The Indianapolis Colts might have had to part ways with some draft capital in both this year’s draft and the next in order to acquire quarterback Carson Wentz from the Philadelphia Eagles, but that doesn’t mean that Chris Ballard and Frank Reich are totally bereft of ways to improve this team.
The Colts potentially solved their quarterback questions, but this team is still in need of playmakers at wide receiver as well as some help in the secondary and in the trenches on both sides of the ball.
So where will they look?
Ohio State’s dominance can make it easy to forget that the Big Ten is routinely one of the deepest conferences in college football.
If the Colts need some muscle on the interior and some speed on the perimeter, why not stay local and look to the country’s heartland for some studs that can contribute as rookies?
If the Colts, who play in the home of the Big Ten Championship, wanted to, they could plug up almost all of their holes by drafting players exclusively from that conference.
This Colts mock draft brings six Big Ten players to Indianapolis.
Rashod Bateman #0 of the Minnesota Golden Gophers (Photo by Mitchell Layton/Getty Images)
Round 1: Rashod Bateman, WR, Minnesota
While playing for a disappointing Minnesota team helped drive down stock while flashier SEC receivers like Terrance Marshall leapfrogged him in the eyes of some, he’s worth a first-round pick. With Indianapolis potentially losing TY Hilton and Zach Pascal in free agency, Bateman makes a ton of sense.

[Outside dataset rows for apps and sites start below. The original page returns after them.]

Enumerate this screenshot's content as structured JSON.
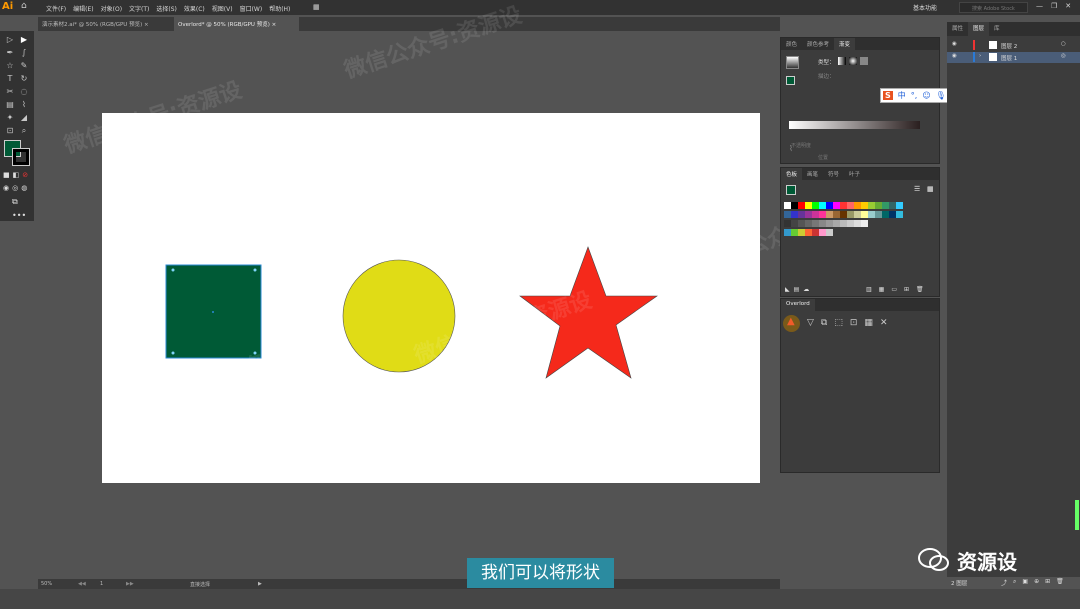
{
  "app": {
    "logo": "Ai",
    "workspace": "基本功能",
    "search_placeholder": "搜索 Adobe Stock"
  },
  "menu": [
    "文件(F)",
    "编辑(E)",
    "对象(O)",
    "文字(T)",
    "选择(S)",
    "效果(C)",
    "视图(V)",
    "窗口(W)",
    "帮助(H)"
  ],
  "tabs": [
    {
      "label": "演示素材2.ai* @ 50% (RGB/GPU 预览)"
    },
    {
      "label": "Overlord* @ 50% (RGB/GPU 预览)"
    }
  ],
  "gradient_panel": {
    "tabs": [
      "颜色",
      "颜色参考",
      "渐变"
    ],
    "type_label": "类型：",
    "stroke_label": "描边：",
    "opacity_label": "不透明度",
    "position_label": "位置"
  },
  "swatches_panel": {
    "tabs": [
      "色板",
      "画笔",
      "符号",
      "叶子"
    ]
  },
  "overlord_panel": {
    "title": "Overlord"
  },
  "layers_panel": {
    "tabs": [
      "属性",
      "图层",
      "库"
    ],
    "layers": [
      {
        "name": "图层 2"
      },
      {
        "name": "图层 1"
      }
    ],
    "count_label": "2 图层"
  },
  "status": {
    "zoom": "50%",
    "page": "1",
    "tool_name": "直接选择"
  },
  "subtitle": "我们可以将形状",
  "watermark": {
    "brand": "资源设",
    "text": "微信公众号:资源设"
  },
  "colors": {
    "square": "#005a36",
    "circle": "#e0dc16",
    "star": "#f5291b",
    "accent": "#2b8ba0"
  }
}
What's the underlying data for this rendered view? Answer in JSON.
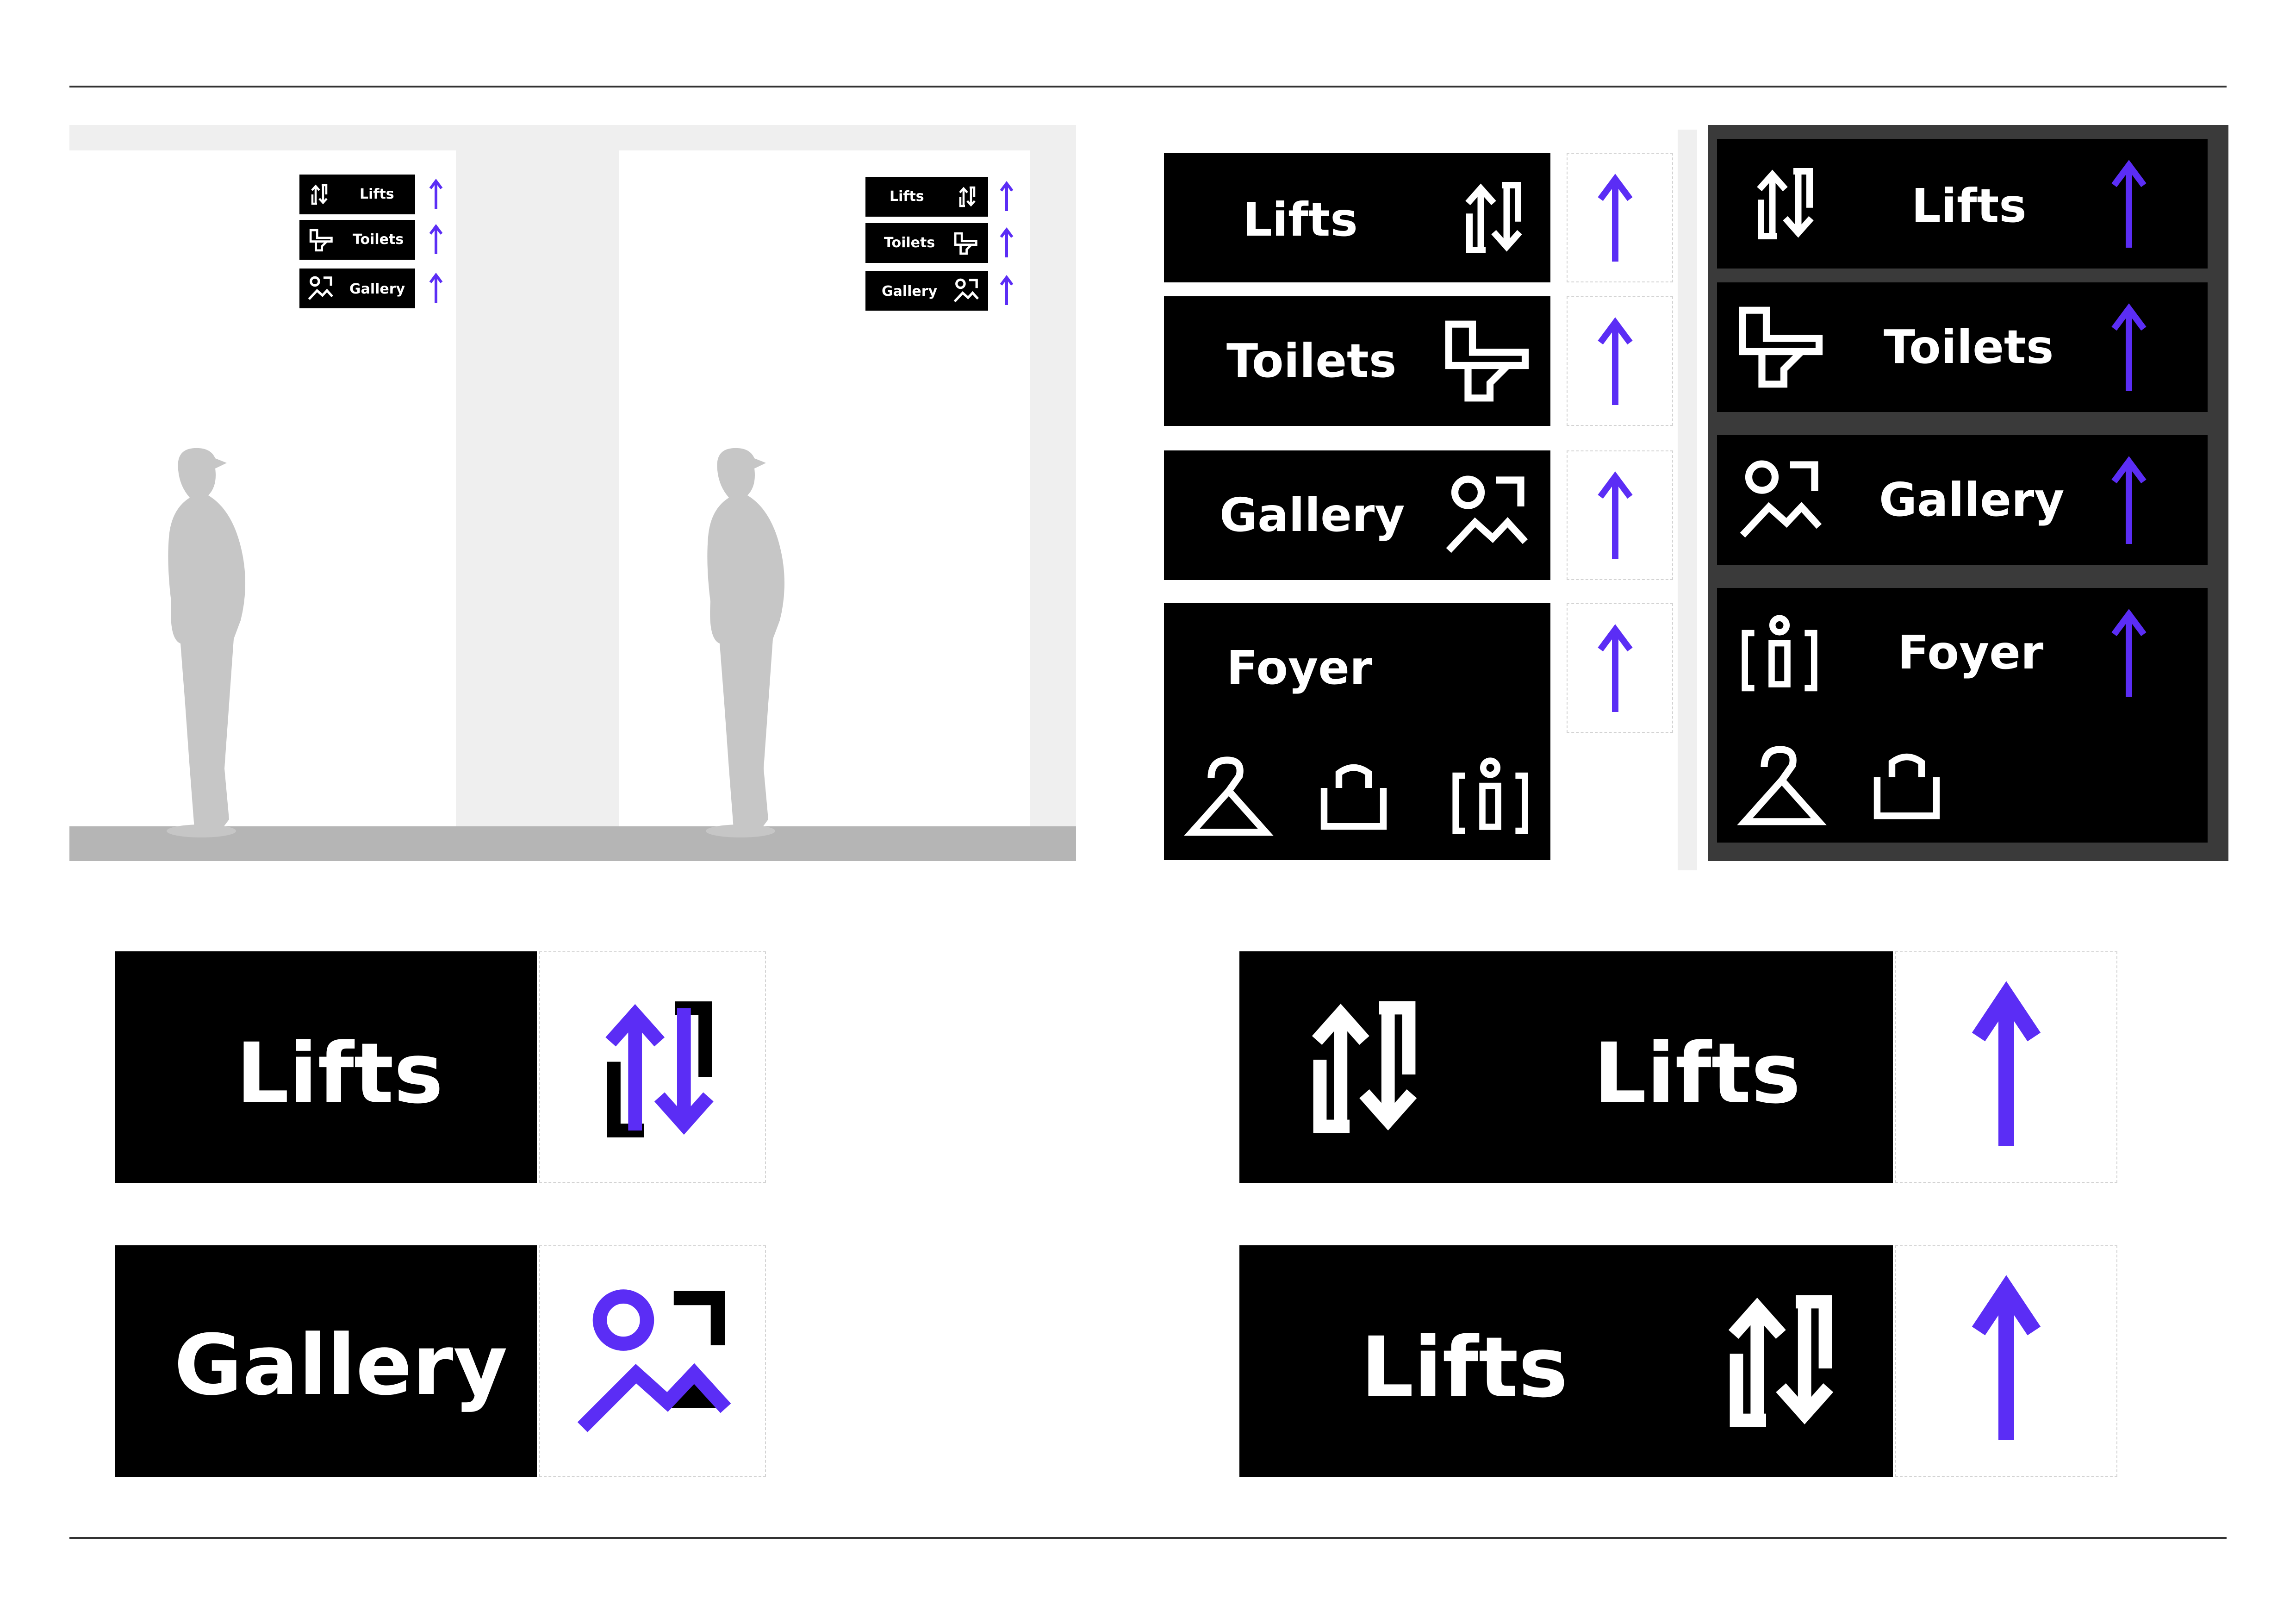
{
  "colors": {
    "accent": "#5b2df5",
    "sign_bg": "#000000",
    "sign_text": "#ffffff",
    "dark_panel": "#3a3a3a",
    "wall_grey": "#efefef",
    "floor_grey": "#b5b5b5",
    "silhouette": "#c6c6c6"
  },
  "mockup": {
    "left_wall_signs": [
      "Lifts",
      "Toilets",
      "Gallery"
    ],
    "right_wall_signs": [
      "Lifts",
      "Toilets",
      "Gallery"
    ]
  },
  "light_set": {
    "signs": [
      "Lifts",
      "Toilets",
      "Gallery",
      "Foyer"
    ]
  },
  "dark_set": {
    "signs": [
      "Lifts",
      "Toilets",
      "Gallery",
      "Foyer"
    ]
  },
  "large_examples": {
    "left": [
      "Lifts",
      "Gallery"
    ],
    "right": [
      "Lifts",
      "Lifts"
    ]
  },
  "icons": [
    "lifts-icon",
    "toilet-icon",
    "gallery-icon",
    "info-icon",
    "cloakroom-hanger-icon",
    "shop-bag-icon",
    "up-arrow-icon"
  ]
}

Bateman averaged just under 100 yards per game as the featured target with the Gophers last year, a testament to the 6-2, 210-pound receiver’s ability to both blow by cornerbacks and use his frame to haul in some tough passes.
Bateman could be an instant starter for the Colts.
Bateman’s best trait, which should get Reich very interested in him, is his route-running. He effortlessly gets separation at the line of scrimmage and maintains his speed at the stem of his route. A big-play threat and potential slot star, Bateman should be able to handle a steady workload as a rookie.
Imagine a three-wide receiver set in which Bateman uses his speed to go over the top, Michael Pittman Jr. relies on his 6-4 frame to secure contested catches over the middle, and Parris Campbell utilizes his electric running style to break off big plays on screens. If Ballard wises up and takes Bateman, that dream could become a reality.